Exercise directions
Can you pull out each line of the data below that includes the word "Suriye"?

════

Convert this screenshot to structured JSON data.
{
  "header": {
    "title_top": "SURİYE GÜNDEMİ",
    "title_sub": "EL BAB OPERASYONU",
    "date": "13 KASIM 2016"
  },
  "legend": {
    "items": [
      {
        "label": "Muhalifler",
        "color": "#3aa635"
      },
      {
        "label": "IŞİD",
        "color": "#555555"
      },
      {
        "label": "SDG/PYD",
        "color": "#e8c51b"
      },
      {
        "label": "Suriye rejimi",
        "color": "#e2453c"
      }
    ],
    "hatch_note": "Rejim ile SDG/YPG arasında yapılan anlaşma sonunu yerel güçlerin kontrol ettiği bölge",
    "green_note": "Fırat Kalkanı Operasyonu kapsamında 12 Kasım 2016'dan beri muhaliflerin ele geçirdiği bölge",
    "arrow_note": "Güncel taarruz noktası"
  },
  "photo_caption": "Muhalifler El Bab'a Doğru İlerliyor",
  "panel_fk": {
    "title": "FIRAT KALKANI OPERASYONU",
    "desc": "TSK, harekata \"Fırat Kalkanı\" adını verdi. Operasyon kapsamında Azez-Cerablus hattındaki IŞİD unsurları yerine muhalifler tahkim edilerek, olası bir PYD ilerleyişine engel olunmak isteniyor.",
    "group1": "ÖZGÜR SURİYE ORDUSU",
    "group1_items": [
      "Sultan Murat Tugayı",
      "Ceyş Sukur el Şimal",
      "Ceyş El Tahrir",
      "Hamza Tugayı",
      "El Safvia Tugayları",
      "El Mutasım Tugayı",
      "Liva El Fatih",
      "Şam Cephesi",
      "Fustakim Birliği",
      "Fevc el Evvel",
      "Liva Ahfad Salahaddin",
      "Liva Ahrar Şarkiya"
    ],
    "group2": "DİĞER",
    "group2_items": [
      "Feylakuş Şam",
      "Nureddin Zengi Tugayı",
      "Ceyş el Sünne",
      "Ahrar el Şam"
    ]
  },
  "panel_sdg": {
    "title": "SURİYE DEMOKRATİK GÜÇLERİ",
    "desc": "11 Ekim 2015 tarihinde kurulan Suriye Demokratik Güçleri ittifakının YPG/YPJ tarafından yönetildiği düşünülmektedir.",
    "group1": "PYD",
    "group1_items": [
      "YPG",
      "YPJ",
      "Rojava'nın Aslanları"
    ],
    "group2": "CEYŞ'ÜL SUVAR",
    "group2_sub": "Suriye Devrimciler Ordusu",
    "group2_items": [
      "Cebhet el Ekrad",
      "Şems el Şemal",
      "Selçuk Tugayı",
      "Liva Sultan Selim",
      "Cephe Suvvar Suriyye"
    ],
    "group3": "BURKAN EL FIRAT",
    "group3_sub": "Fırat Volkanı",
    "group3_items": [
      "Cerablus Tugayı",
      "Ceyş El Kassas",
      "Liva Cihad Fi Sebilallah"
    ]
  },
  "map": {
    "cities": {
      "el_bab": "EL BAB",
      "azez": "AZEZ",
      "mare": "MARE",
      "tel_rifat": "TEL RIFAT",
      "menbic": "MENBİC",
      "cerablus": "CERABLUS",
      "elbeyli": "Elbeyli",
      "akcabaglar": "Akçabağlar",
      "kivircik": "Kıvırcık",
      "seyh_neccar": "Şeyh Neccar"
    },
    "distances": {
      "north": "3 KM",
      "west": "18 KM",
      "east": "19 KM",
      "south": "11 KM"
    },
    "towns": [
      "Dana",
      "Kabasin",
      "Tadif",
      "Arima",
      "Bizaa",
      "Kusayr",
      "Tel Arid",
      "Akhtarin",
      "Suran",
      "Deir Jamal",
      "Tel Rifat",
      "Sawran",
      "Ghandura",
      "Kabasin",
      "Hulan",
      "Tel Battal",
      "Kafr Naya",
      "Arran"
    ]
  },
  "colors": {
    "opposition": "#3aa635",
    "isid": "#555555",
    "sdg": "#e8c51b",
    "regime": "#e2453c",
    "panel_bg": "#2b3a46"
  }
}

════

Task answer
        "label": "Suriye rejimi",
    "desc": "11 Ekim 2015 tarihinde kurulan Suriye Demokratik Güçleri ittifakının YPG/YPJ tarafından yönetildiği düşünülmektedir.",
    "group2_sub": "Suriye Devrimciler Ordusu",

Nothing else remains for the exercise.